§ Goal of the exercise:
Please give the entries below again exactly, omitting every picture.

§ Input data:
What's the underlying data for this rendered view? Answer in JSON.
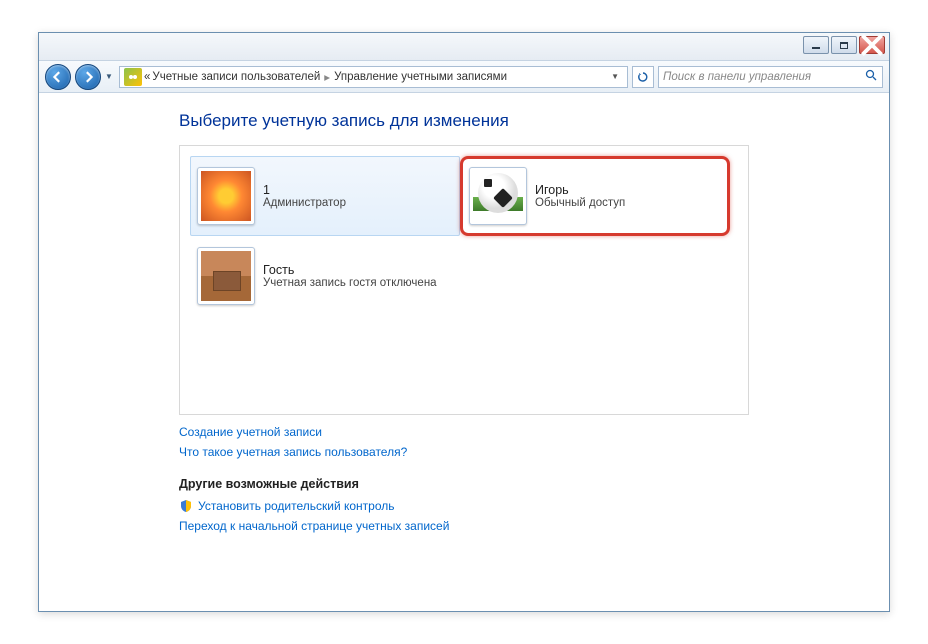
{
  "breadcrumb": {
    "prefix": "«",
    "part1": "Учетные записи пользователей",
    "part2": "Управление учетными записями"
  },
  "search": {
    "placeholder": "Поиск в панели управления"
  },
  "heading": "Выберите учетную запись для изменения",
  "accounts": [
    {
      "name": "1",
      "role": "Администратор"
    },
    {
      "name": "Игорь",
      "role": "Обычный доступ"
    },
    {
      "name": "Гость",
      "role": "Учетная запись гостя отключена"
    }
  ],
  "links": {
    "create": "Создание учетной записи",
    "what_is": "Что такое учетная запись пользователя?"
  },
  "other_section": "Другие возможные действия",
  "other_links": {
    "parental": "Установить родительский контроль",
    "home": "Переход к начальной странице учетных записей"
  }
}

§ Exercise solution:
What's the underlying data for this rendered view? Answer in JSON.
{
  "breadcrumb": {
    "prefix": "«",
    "part1": "Учетные записи пользователей",
    "part2": "Управление учетными записями"
  },
  "search": {
    "placeholder": "Поиск в панели управления"
  },
  "heading": "Выберите учетную запись для изменения",
  "accounts": [
    {
      "name": "1",
      "role": "Администратор"
    },
    {
      "name": "Игорь",
      "role": "Обычный доступ"
    },
    {
      "name": "Гость",
      "role": "Учетная запись гостя отключена"
    }
  ],
  "links": {
    "create": "Создание учетной записи",
    "what_is": "Что такое учетная запись пользователя?"
  },
  "other_section": "Другие возможные действия",
  "other_links": {
    "parental": "Установить родительский контроль",
    "home": "Переход к начальной странице учетных записей"
  }
}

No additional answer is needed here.